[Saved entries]
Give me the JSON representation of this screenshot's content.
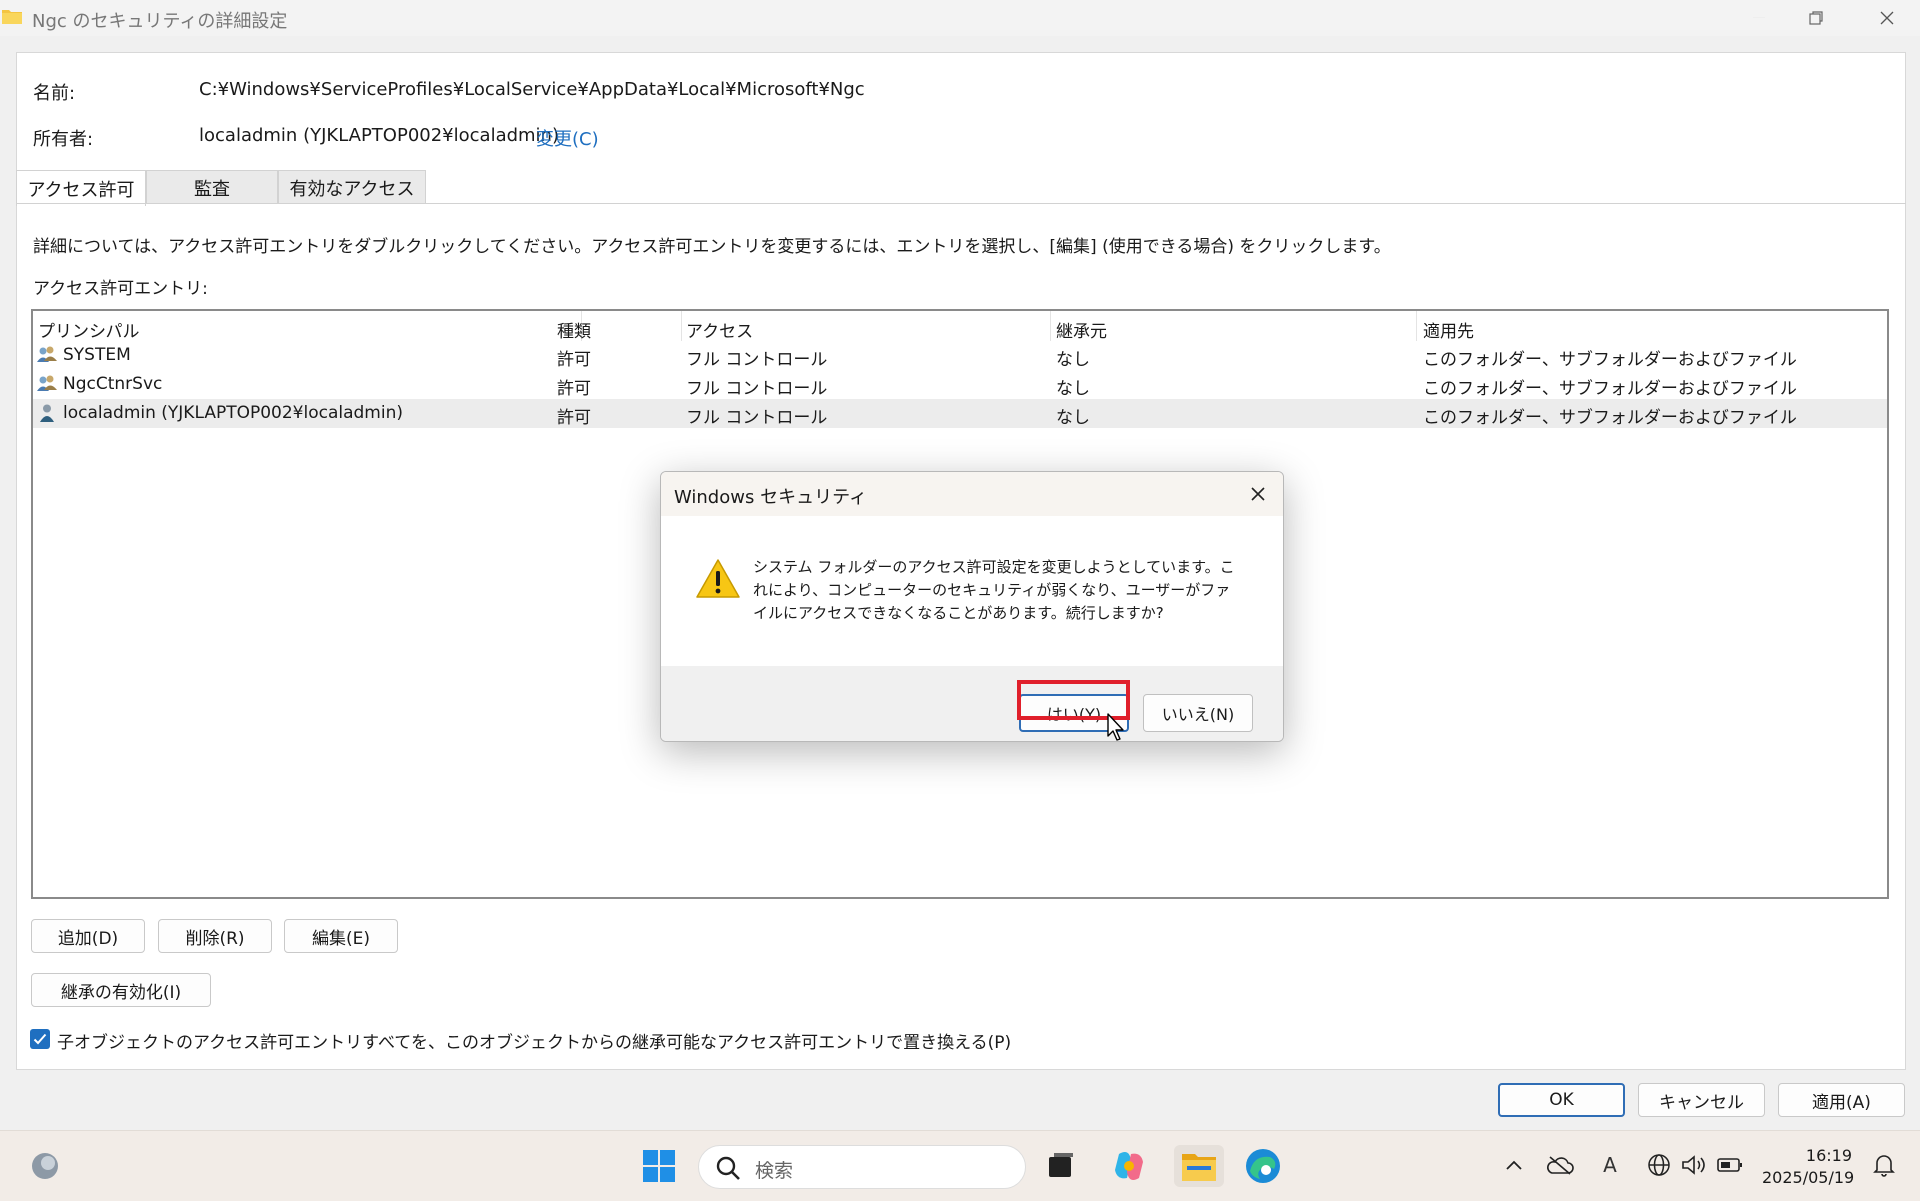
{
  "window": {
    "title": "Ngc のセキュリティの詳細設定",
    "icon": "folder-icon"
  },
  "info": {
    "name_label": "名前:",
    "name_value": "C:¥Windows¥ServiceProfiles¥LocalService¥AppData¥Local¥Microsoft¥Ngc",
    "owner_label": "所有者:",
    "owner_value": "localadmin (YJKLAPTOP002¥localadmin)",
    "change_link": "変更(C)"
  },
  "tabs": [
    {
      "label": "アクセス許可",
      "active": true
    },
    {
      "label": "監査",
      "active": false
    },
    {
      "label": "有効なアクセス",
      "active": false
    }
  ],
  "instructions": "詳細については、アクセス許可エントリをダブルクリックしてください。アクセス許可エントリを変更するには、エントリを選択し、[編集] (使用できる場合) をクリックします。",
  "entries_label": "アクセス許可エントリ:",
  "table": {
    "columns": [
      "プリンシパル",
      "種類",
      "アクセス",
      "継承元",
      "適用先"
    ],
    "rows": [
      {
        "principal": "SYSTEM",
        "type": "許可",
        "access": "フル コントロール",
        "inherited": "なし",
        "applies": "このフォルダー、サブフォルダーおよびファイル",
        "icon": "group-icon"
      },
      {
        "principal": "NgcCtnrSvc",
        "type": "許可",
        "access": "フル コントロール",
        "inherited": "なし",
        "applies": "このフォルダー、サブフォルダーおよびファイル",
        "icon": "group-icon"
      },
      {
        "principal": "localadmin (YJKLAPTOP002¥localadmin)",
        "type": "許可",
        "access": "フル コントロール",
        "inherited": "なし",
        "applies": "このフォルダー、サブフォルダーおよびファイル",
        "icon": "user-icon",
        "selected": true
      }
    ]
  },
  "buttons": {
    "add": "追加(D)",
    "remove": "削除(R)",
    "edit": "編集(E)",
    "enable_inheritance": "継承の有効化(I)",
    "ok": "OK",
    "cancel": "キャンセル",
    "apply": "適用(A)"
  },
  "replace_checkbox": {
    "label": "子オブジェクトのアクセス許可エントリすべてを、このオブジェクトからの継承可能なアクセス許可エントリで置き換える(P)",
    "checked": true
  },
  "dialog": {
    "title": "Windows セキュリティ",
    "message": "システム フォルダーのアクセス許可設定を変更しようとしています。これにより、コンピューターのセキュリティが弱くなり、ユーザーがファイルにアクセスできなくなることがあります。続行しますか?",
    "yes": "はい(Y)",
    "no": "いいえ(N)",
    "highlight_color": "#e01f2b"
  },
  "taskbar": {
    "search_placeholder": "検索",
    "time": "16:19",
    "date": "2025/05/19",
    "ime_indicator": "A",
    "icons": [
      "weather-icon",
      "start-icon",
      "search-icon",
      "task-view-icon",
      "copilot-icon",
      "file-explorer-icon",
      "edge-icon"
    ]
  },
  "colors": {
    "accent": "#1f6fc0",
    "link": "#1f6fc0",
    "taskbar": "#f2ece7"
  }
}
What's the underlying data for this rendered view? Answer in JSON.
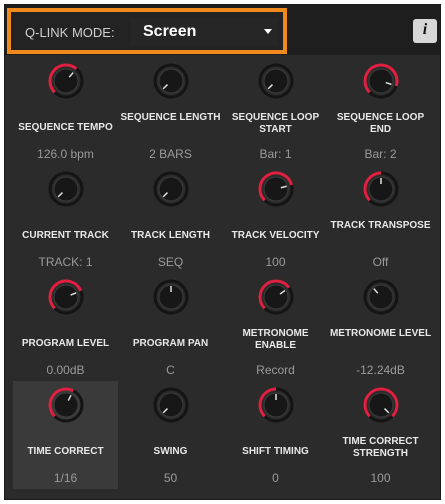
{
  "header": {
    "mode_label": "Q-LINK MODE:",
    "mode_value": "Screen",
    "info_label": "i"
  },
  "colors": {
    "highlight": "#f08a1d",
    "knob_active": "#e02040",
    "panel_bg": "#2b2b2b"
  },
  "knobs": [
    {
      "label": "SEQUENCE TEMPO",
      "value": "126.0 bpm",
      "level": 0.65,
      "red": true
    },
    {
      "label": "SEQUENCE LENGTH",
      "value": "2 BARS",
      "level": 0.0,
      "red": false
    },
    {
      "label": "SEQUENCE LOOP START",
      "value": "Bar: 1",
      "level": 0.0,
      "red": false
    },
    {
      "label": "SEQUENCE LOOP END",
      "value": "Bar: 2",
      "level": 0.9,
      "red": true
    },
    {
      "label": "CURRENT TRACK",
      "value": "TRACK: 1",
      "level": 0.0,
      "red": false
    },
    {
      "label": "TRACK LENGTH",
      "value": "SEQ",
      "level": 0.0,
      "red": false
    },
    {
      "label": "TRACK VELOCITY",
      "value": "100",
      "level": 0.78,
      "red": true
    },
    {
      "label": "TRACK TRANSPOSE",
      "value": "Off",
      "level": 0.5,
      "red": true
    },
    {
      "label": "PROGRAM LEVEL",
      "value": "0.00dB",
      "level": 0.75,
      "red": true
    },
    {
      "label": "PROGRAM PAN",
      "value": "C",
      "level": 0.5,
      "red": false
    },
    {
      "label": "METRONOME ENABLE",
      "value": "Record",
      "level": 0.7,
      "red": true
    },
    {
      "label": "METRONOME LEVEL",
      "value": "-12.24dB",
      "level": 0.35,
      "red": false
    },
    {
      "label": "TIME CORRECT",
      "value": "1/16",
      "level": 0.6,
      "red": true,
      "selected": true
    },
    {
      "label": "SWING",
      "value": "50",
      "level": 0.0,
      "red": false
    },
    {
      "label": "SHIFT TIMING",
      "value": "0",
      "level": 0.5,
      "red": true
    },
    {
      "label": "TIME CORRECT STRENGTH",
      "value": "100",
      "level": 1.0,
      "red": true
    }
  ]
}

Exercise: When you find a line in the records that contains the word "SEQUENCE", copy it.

Response to this exercise:
      "label": "SEQUENCE TEMPO",
      "label": "SEQUENCE LENGTH",
      "label": "SEQUENCE LOOP START",
      "label": "SEQUENCE LOOP END",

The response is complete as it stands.